In what could be the biggest animal rights protest since the run-up to the fox hunting ban in 2004, diverse animal welfare groups from across the UK have united to oppose the culling of thousands of badgers.
At the launch of a campaign in London last week, Queen guitarist Brian May spoke out against the decision, calling the cull “scientifically, practically, and ethically indefensible”.
As he unveiled the first of a series of billboards, May said: “We won’t rest until every man, woman and child in Britain knows about the tragedy unfolding in their countryside.”
The badger cull is proving to be as nationally divisive as fox hunting.
For those from overseas, the passion triggered by the slaughtering of badgers may seem disproportionate, but England is a country with few remaining large wild mammals (wolves, bears, lynx and elk once roamed here) and many are fiercely protective of the species that remain.
“The badger is an iconic symbol of our British wildlife,” says May. “Badgers have been living in the British Isles since thousands of years before man arrived. Let’s not be the generation that stood by and watched them slaughtered.”
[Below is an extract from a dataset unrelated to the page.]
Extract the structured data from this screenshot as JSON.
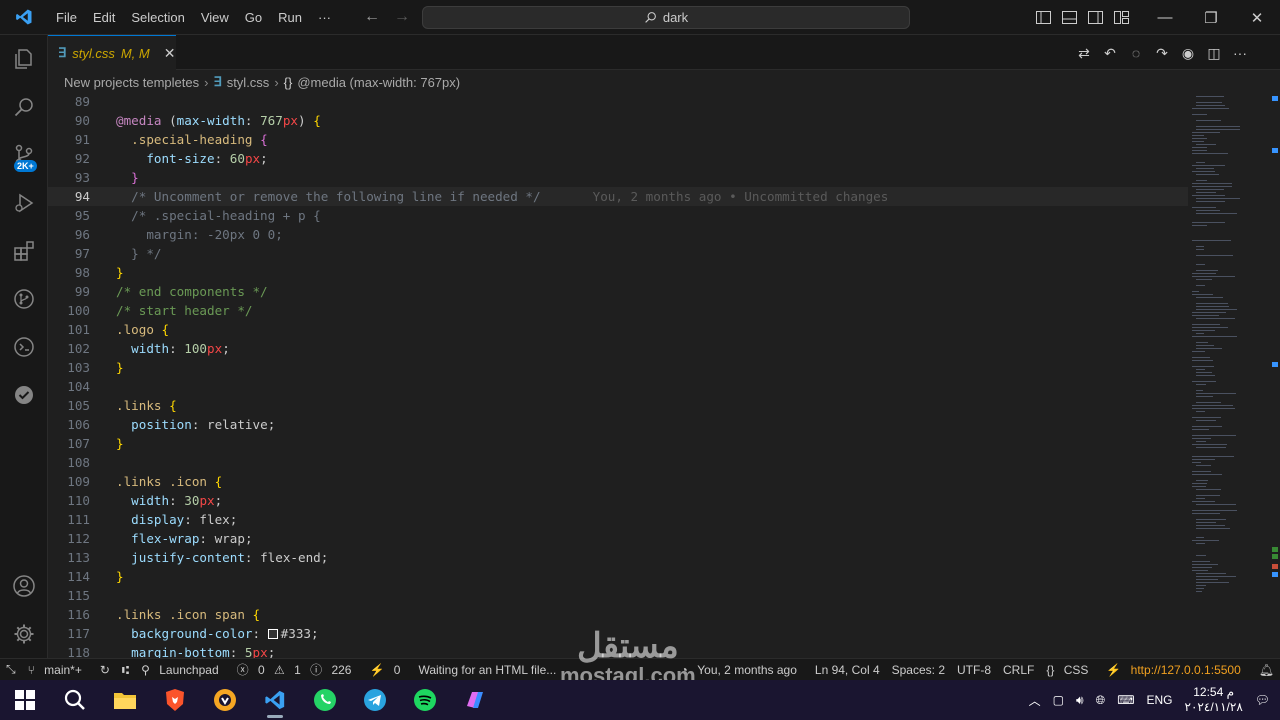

According to the government, the cull is necessary to curb tuberculosis in cattle. Despite the fact that human infection is rare, the disease resulted in the slaughter of 32,000 cows last year. The first licence for farmers to shoot badgers was issued last Monday and plans are for the cull to be rolled out across the UK. An estimated 130,000 badgers will be shot.
Opponents, including scientists and animal protection agencies such as the RSPCA (stopthecull.org) question whether killing badgers is actually an effective means of controlling bovine TB.
The cull is based on a nine-year trial which showed that if more than 70 per cent of badgers in an area were eradicated, bovine TB would be reduced by 16 per cent locally and three per cent nationally. It’s hardly a dramatic result, and Lord Krebs, the scientist who carried out the previous trial, has called the new cull “crazy”.
“The government is misleading desperate farmers for its own short-term political gain,” Joe Duckworth, chief executive of the League Against Cruel Sports said. “The cull won’t work. In 100 years, there will still be bovine TB.” He believes that there are other solutions.
“A cattle vaccine is near to being approved, and is currently being trialled in Wales, which has decided not to cull despite being faced with the same problem.
Strict animal husbandry, vaccination, restriction of movement and cleanliness would be effective,” he added.
Suggestions of alternative controls have been dismissed by those in favour of the cull. Phil Hudson, head of food and farming at the National Farmers Union, told TNT that the licensing of a TB vaccine for cattle was still some years away.
“The National Farmers Union supports badger and cattle vaccination, but there are real issues with these. Trials in South Africa show that the effectiveness of a cattle vaccine may be only 50-60 per cent,” he said.
Hudson also disputes the findings of Lord Krebs’ trial study. “We are seeking to cull much bigger areas than the 2005 trials,” he said. “We should be looking at a decline in TB of around a third of cases.”
Not only are animal rights groups unconvinced that the cull will work, however, they also fear it will not be carried out as professionally as the government might wish. English Nature said last week that it had “a low level of confidence” in the ability of farmers to coordinate the cull effectively.
The RSPCA’s West Hatch Wildlife Centre in Somerset, near one of the first cull areas, will be monitoring how it is carried out, with veterinary staff checking badger carcasses for evidence of poor shooting and the suffering of badgers as a result.
Hudson is adamant that this will not be the case. “The licensing process is extremely strict,” he said. “Individuals who carry out the cull will undergo special training.”